- ABOUT THIS TASK:
Every entry here should be copied exactly.

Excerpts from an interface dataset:

__________________________________________________

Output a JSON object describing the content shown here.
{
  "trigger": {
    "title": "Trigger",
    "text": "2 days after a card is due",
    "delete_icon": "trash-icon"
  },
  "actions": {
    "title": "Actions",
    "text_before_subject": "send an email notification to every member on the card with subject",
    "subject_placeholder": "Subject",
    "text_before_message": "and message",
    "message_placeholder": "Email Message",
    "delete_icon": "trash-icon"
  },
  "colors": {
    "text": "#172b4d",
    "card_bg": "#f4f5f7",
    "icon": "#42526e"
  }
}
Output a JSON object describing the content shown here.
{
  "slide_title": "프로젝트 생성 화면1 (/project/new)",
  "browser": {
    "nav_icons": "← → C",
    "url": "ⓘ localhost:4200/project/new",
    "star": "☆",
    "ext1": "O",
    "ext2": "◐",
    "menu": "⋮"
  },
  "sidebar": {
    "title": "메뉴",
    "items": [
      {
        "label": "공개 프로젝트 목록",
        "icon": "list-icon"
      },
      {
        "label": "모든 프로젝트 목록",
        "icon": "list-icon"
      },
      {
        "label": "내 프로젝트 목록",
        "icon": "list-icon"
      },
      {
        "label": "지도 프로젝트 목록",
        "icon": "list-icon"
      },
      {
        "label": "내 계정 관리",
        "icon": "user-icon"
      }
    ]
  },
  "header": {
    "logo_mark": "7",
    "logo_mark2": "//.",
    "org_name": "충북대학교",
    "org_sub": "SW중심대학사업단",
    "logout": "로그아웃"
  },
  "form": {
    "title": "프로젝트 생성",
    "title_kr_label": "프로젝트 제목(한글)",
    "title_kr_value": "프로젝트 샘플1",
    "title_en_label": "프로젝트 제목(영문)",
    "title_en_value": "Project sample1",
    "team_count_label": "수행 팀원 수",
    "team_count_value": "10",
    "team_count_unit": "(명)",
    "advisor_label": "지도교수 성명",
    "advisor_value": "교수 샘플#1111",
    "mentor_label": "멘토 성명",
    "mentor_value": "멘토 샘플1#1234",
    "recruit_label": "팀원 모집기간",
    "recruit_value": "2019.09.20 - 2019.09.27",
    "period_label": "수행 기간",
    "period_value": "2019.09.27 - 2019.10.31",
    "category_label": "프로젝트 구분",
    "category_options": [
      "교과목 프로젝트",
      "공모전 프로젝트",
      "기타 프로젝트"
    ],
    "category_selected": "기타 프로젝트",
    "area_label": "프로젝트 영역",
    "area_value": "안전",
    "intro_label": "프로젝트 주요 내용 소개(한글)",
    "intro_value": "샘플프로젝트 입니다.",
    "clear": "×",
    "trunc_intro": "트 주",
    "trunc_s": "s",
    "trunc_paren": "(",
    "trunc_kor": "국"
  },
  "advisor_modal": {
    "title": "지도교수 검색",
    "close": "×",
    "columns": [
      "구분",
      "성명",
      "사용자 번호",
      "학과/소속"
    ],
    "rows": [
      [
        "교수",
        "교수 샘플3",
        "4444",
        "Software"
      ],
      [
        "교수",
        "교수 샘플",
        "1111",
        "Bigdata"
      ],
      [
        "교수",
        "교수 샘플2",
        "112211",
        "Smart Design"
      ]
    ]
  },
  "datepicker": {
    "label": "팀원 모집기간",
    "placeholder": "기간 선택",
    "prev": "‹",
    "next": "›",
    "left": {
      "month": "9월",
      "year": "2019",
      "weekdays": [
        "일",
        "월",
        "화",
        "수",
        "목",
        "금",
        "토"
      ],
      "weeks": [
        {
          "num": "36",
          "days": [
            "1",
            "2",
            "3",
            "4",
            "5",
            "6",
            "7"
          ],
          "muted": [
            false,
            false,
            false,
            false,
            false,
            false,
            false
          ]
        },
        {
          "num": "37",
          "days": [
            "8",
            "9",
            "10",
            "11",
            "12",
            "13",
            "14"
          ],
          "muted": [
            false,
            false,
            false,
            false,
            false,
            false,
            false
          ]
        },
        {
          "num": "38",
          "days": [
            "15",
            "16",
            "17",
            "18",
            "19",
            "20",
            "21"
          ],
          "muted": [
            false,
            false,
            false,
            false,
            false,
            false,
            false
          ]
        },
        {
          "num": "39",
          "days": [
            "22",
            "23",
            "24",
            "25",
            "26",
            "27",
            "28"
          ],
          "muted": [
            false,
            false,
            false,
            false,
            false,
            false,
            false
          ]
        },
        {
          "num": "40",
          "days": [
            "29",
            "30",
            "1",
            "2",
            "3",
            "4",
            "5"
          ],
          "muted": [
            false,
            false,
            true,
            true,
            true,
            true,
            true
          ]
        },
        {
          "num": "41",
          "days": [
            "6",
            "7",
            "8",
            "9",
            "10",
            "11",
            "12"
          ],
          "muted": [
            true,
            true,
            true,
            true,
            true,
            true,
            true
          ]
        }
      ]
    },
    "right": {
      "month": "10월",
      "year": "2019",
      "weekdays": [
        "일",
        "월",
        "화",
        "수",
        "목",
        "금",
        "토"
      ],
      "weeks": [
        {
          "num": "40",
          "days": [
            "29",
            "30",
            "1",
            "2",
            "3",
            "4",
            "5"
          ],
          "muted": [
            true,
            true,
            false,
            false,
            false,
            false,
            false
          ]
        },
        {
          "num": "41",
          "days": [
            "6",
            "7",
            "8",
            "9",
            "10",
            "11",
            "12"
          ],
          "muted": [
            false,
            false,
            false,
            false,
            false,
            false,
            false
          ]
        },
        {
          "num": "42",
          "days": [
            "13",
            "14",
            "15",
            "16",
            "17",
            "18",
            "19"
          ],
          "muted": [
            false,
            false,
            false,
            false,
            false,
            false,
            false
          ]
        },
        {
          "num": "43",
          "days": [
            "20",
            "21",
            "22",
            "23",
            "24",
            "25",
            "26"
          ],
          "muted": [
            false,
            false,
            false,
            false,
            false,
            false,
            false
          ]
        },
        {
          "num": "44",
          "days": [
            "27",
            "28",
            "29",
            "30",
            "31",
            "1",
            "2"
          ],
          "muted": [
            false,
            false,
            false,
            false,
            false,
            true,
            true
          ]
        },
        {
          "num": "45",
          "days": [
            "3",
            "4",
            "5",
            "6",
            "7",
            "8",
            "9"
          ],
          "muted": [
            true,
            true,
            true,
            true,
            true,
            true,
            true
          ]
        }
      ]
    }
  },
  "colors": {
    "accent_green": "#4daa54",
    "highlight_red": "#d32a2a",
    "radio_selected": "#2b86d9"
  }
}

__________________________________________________

- SOLUTION TO THE EXERCISE:
Output a JSON object describing the content shown here.
{
  "trigger": {
    "title": "Trigger",
    "text": "2 days after a card is due",
    "delete_icon": "trash-icon"
  },
  "actions": {
    "title": "Actions",
    "text_before_subject": "send an email notification to every member on the card with subject",
    "subject_placeholder": "Subject",
    "text_before_message": "and message",
    "message_placeholder": "Email Message",
    "delete_icon": "trash-icon"
  },
  "colors": {
    "text": "#172b4d",
    "card_bg": "#f4f5f7",
    "icon": "#42526e"
  }
}
Output a JSON object describing the content shown here.
{
  "slide_title": "프로젝트 생성 화면1 (/project/new)",
  "browser": {
    "nav_icons": "← → C",
    "url": "ⓘ localhost:4200/project/new",
    "star": "☆",
    "ext1": "O",
    "ext2": "◐",
    "menu": "⋮"
  },
  "sidebar": {
    "title": "메뉴",
    "items": [
      {
        "label": "공개 프로젝트 목록",
        "icon": "list-icon"
      },
      {
        "label": "모든 프로젝트 목록",
        "icon": "list-icon"
      },
      {
        "label": "내 프로젝트 목록",
        "icon": "list-icon"
      },
      {
        "label": "지도 프로젝트 목록",
        "icon": "list-icon"
      },
      {
        "label": "내 계정 관리",
        "icon": "user-icon"
      }
    ]
  },
  "header": {
    "logo_mark": "7",
    "logo_mark2": "//.",
    "org_name": "충북대학교",
    "org_sub": "SW중심대학사업단",
    "logout": "로그아웃"
  },
  "form": {
    "title": "프로젝트 생성",
    "title_kr_label": "프로젝트 제목(한글)",
    "title_kr_value": "프로젝트 샘플1",
    "title_en_label": "프로젝트 제목(영문)",
    "title_en_value": "Project sample1",
    "team_count_label": "수행 팀원 수",
    "team_count_value": "10",
    "team_count_unit": "(명)",
    "advisor_label": "지도교수 성명",
    "advisor_value": "교수 샘플#1111",
    "mentor_label": "멘토 성명",
    "mentor_value": "멘토 샘플1#1234",
    "recruit_label": "팀원 모집기간",
    "recruit_value": "2019.09.20 - 2019.09.27",
    "period_label": "수행 기간",
    "period_value": "2019.09.27 - 2019.10.31",
    "category_label": "프로젝트 구분",
    "category_options": [
      "교과목 프로젝트",
      "공모전 프로젝트",
      "기타 프로젝트"
    ],
    "category_selected": "기타 프로젝트",
    "area_label": "프로젝트 영역",
    "area_value": "안전",
    "intro_label": "프로젝트 주요 내용 소개(한글)",
    "intro_value": "샘플프로젝트 입니다.",
    "clear": "×",
    "trunc_intro": "트 주",
    "trunc_s": "s",
    "trunc_paren": "(",
    "trunc_kor": "국"
  },
  "advisor_modal": {
    "title": "지도교수 검색",
    "close": "×",
    "columns": [
      "구분",
      "성명",
      "사용자 번호",
      "학과/소속"
    ],
    "rows": [
      [
        "교수",
        "교수 샘플3",
        "4444",
        "Software"
      ],
      [
        "교수",
        "교수 샘플",
        "1111",
        "Bigdata"
      ],
      [
        "교수",
        "교수 샘플2",
        "112211",
        "Smart Design"
      ]
    ]
  },
  "datepicker": {
    "label": "팀원 모집기간",
    "placeholder": "기간 선택",
    "prev": "‹",
    "next": "›",
    "left": {
      "month": "9월",
      "year": "2019",
      "weekdays": [
        "일",
        "월",
        "화",
        "수",
        "목",
        "금",
        "토"
      ],
      "weeks": [
        {
          "num": "36",
          "days": [
            "1",
            "2",
            "3",
            "4",
            "5",
            "6",
            "7"
          ],
          "muted": [
            false,
            false,
            false,
            false,
            false,
            false,
            false
          ]
        },
        {
          "num": "37",
          "days": [
            "8",
            "9",
            "10",
            "11",
            "12",
            "13",
            "14"
          ],
          "muted": [
            false,
            false,
            false,
            false,
            false,
            false,
            false
          ]
        },
        {
          "num": "38",
          "days": [
            "15",
            "16",
            "17",
            "18",
            "19",
            "20",
            "21"
          ],
          "muted": [
            false,
            false,
            false,
            false,
            false,
            false,
            false
          ]
        },
        {
          "num": "39",
          "days": [
            "22",
            "23",
            "24",
            "25",
            "26",
            "27",
            "28"
          ],
          "muted": [
            false,
            false,
            false,
            false,
            false,
            false,
            false
          ]
        },
        {
          "num": "40",
          "days": [
            "29",
            "30",
            "1",
            "2",
            "3",
            "4",
            "5"
          ],
          "muted": [
            false,
            false,
            true,
            true,
            true,
            true,
            true
          ]
        },
        {
          "num": "41",
          "days": [
            "6",
            "7",
            "8",
            "9",
            "10",
            "11",
            "12"
          ],
          "muted": [
            true,
            true,
            true,
            true,
            true,
            true,
            true
          ]
        }
      ]
    },
    "right": {
      "month": "10월",
      "year": "2019",
      "weekdays": [
        "일",
        "월",
        "화",
        "수",
        "목",
        "금",
        "토"
      ],
      "weeks": [
        {
          "num": "40",
          "days": [
            "29",
            "30",
            "1",
            "2",
            "3",
            "4",
            "5"
          ],
          "muted": [
            true,
            true,
            false,
            false,
            false,
            false,
            false
          ]
        },
        {
          "num": "41",
          "days": [
            "6",
            "7",
            "8",
            "9",
            "10",
            "11",
            "12"
          ],
          "muted": [
            false,
            false,
            false,
            false,
            false,
            false,
            false
          ]
        },
        {
          "num": "42",
          "days": [
            "13",
            "14",
            "15",
            "16",
            "17",
            "18",
            "19"
          ],
          "muted": [
            false,
            false,
            false,
            false,
            false,
            false,
            false
          ]
        },
        {
          "num": "43",
          "days": [
            "20",
            "21",
            "22",
            "23",
            "24",
            "25",
            "26"
          ],
          "muted": [
            false,
            false,
            false,
            false,
            false,
            false,
            false
          ]
        },
        {
          "num": "44",
          "days": [
            "27",
            "28",
            "29",
            "30",
            "31",
            "1",
            "2"
          ],
          "muted": [
            false,
            false,
            false,
            false,
            false,
            true,
            true
          ]
        },
        {
          "num": "45",
          "days": [
            "3",
            "4",
            "5",
            "6",
            "7",
            "8",
            "9"
          ],
          "muted": [
            true,
            true,
            true,
            true,
            true,
            true,
            true
          ]
        }
      ]
    }
  },
  "colors": {
    "accent_green": "#4daa54",
    "highlight_red": "#d32a2a",
    "radio_selected": "#2b86d9"
  }
}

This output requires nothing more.